- [TASK PROMPT]: Say how many lines in the data hold "headline". Nothing else belongs in the answer.

Page and application data records:
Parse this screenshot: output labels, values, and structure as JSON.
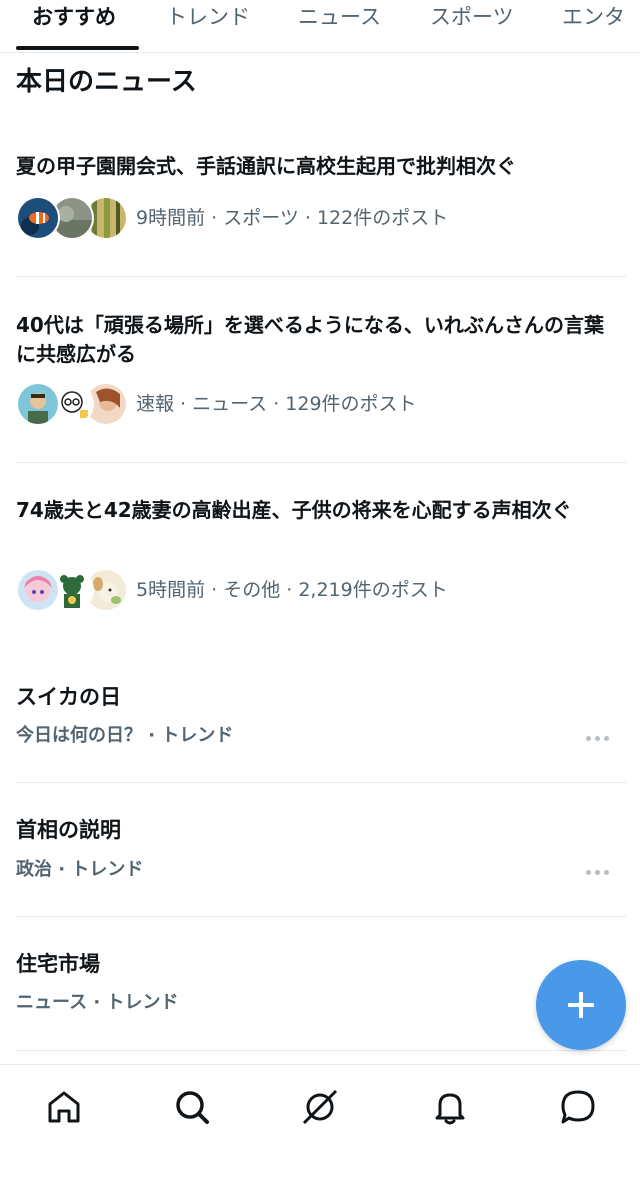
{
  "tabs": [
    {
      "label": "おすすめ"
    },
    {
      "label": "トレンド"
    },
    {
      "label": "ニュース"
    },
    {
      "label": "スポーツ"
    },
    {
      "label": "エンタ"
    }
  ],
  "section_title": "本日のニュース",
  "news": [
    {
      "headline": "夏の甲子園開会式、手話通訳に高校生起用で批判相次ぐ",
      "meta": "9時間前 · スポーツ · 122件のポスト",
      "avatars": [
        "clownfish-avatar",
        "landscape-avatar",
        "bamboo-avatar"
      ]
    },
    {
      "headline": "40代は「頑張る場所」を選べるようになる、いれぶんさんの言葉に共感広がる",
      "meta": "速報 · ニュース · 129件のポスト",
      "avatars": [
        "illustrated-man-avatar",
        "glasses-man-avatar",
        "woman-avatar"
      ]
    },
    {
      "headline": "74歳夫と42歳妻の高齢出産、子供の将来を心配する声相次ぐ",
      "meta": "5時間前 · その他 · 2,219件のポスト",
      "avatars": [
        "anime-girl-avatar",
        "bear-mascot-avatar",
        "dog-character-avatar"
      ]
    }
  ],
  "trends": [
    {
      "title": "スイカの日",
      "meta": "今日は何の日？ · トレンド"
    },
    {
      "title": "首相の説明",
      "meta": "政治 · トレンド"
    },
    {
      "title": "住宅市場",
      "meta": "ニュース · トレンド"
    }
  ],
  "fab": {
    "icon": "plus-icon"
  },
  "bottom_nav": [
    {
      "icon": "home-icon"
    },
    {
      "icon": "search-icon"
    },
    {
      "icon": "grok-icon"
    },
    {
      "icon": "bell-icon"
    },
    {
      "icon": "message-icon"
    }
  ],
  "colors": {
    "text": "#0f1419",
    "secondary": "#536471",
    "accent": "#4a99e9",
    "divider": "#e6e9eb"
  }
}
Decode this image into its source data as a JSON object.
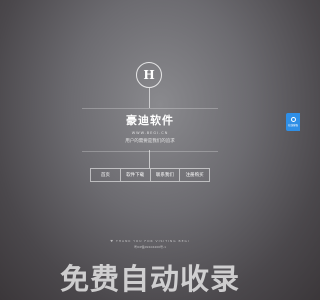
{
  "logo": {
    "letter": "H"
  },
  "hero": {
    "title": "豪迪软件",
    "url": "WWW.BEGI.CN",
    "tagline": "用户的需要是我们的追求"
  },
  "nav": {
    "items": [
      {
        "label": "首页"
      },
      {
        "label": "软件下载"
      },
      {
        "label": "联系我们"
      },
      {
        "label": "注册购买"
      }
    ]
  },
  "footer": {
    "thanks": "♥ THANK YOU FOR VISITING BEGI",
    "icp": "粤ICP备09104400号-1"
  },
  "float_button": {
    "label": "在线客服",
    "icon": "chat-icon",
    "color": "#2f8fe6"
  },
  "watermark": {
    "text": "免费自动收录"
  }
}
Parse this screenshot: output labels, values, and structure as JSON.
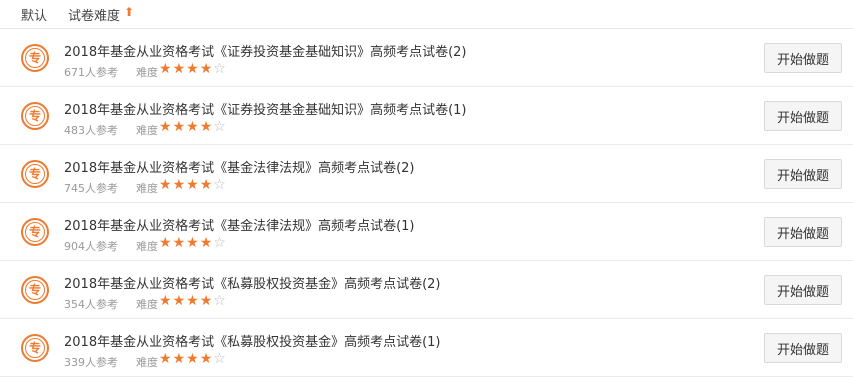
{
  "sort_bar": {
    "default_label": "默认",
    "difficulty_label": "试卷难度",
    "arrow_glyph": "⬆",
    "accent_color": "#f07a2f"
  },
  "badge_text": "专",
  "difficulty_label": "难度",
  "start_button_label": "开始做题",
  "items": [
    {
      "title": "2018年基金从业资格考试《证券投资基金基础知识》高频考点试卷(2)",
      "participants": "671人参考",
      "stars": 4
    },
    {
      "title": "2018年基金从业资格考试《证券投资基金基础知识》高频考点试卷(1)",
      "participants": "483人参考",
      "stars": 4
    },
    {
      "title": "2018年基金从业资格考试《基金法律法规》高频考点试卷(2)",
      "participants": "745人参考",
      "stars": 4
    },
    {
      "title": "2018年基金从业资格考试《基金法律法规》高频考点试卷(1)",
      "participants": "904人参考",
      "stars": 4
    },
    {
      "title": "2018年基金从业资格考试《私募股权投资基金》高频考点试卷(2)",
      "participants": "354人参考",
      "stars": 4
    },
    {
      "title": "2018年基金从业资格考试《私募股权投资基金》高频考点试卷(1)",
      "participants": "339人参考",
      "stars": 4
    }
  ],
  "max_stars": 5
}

- [OUTPUT OF THE EXERCISE]: 3